*Directions for this task:*
Scan the listing beneath this sentence. Report each line with the word "title".

*Data shown:*
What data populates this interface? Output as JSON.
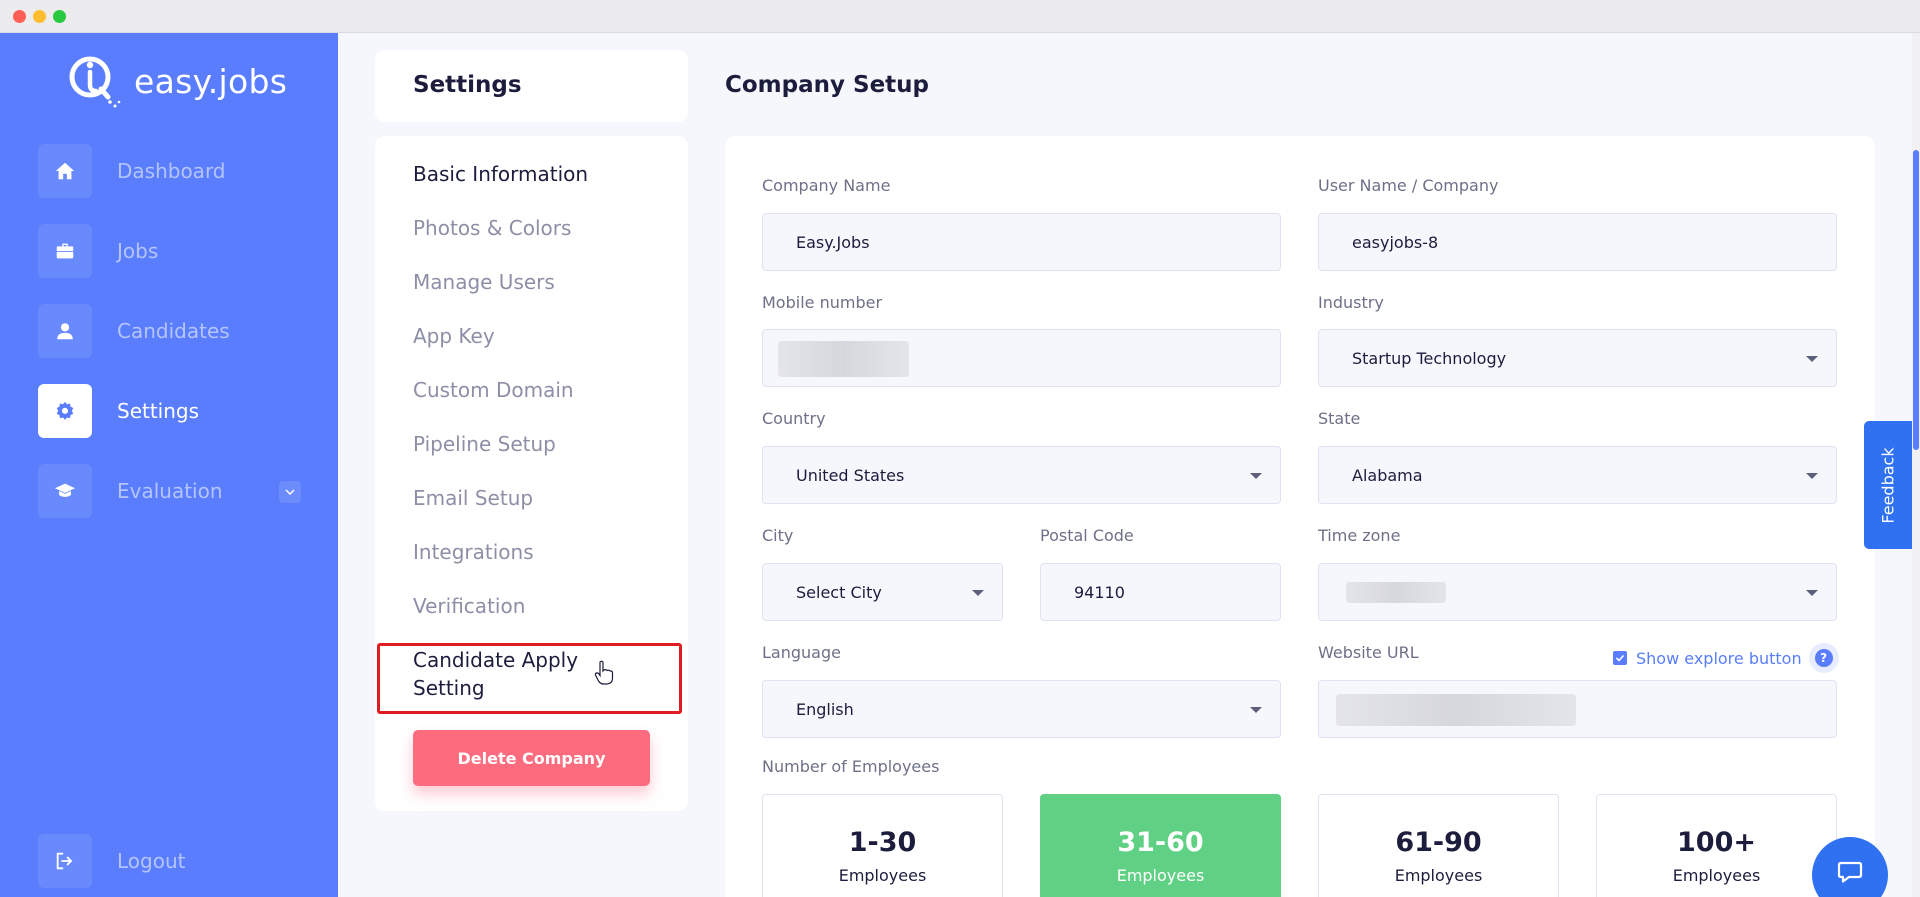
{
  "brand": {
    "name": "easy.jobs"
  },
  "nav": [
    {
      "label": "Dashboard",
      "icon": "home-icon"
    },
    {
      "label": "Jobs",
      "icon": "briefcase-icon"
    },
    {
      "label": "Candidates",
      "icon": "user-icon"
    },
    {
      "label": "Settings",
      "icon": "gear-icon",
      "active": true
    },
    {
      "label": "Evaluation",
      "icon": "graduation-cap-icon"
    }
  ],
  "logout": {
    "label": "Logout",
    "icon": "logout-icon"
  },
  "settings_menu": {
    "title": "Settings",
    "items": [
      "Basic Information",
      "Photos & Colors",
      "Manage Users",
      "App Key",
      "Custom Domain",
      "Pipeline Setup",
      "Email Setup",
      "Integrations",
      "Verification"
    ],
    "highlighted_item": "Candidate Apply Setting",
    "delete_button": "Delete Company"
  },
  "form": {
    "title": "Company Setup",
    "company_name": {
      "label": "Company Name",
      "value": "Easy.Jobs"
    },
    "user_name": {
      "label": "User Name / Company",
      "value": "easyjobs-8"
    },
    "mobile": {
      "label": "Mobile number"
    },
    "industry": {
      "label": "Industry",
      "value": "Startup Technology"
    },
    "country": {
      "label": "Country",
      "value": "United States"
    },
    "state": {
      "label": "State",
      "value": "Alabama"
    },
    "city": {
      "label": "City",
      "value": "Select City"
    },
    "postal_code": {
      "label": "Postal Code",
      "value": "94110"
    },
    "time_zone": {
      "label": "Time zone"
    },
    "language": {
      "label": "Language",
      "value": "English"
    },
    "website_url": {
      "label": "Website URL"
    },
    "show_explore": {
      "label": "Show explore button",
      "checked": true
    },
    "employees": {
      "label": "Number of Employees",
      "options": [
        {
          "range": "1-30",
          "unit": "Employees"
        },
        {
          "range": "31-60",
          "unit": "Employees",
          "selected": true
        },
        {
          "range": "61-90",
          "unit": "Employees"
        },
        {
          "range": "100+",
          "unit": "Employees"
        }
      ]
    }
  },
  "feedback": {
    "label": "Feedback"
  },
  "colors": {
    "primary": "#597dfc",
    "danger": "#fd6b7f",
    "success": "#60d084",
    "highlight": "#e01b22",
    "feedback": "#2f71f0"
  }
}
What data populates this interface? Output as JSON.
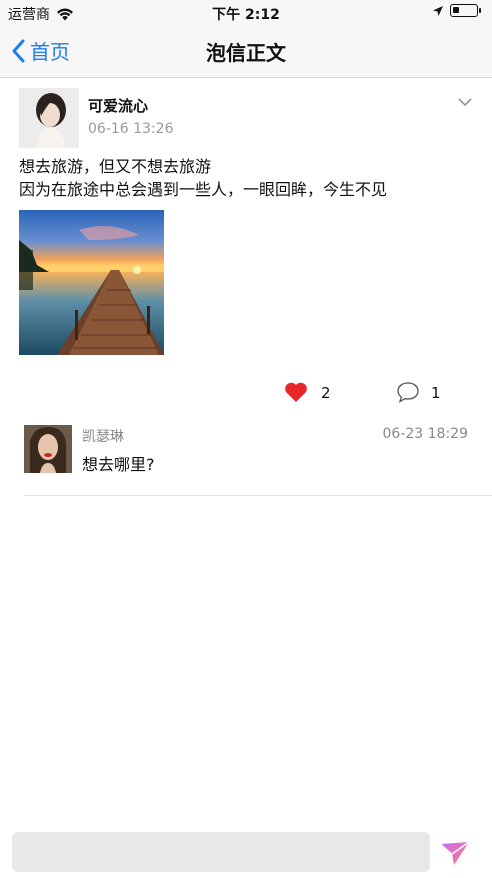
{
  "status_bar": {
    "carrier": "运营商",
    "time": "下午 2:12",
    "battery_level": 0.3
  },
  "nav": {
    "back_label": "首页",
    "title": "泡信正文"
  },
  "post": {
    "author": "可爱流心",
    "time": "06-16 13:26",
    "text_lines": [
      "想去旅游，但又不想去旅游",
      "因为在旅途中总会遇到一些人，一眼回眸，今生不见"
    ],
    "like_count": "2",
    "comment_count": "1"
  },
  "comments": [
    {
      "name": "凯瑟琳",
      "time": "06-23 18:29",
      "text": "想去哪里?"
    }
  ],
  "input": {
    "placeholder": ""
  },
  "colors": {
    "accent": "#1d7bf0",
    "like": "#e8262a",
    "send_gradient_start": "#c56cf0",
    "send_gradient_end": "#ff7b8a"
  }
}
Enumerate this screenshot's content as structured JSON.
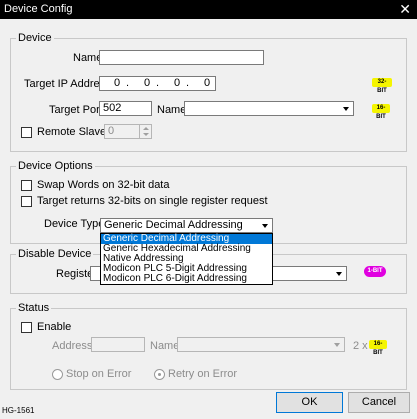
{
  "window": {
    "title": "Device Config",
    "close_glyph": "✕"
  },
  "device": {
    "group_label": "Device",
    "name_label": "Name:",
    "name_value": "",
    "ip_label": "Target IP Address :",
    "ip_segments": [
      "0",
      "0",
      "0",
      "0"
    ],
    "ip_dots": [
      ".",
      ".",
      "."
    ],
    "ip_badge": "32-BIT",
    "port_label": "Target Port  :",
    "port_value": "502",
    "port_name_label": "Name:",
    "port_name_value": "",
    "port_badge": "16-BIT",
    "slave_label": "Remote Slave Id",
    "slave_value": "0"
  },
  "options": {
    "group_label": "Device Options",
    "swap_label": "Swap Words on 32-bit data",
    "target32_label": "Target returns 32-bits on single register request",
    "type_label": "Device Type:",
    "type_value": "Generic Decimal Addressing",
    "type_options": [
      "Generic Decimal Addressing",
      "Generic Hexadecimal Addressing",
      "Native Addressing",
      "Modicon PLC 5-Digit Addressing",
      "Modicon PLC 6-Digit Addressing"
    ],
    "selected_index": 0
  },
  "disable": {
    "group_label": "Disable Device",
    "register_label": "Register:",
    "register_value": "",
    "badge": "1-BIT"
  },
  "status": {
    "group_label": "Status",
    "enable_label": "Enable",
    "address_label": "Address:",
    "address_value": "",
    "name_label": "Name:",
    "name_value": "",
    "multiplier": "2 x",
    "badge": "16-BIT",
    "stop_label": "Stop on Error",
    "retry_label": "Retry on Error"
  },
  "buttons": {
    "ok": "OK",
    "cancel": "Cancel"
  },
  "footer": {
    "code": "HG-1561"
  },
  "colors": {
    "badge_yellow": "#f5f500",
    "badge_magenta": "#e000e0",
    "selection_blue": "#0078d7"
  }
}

*Exercise solution:*
    "title": "Settings",
    "title": "Company Setup",
    "title": "泡信正文"
    "title": "Device Config",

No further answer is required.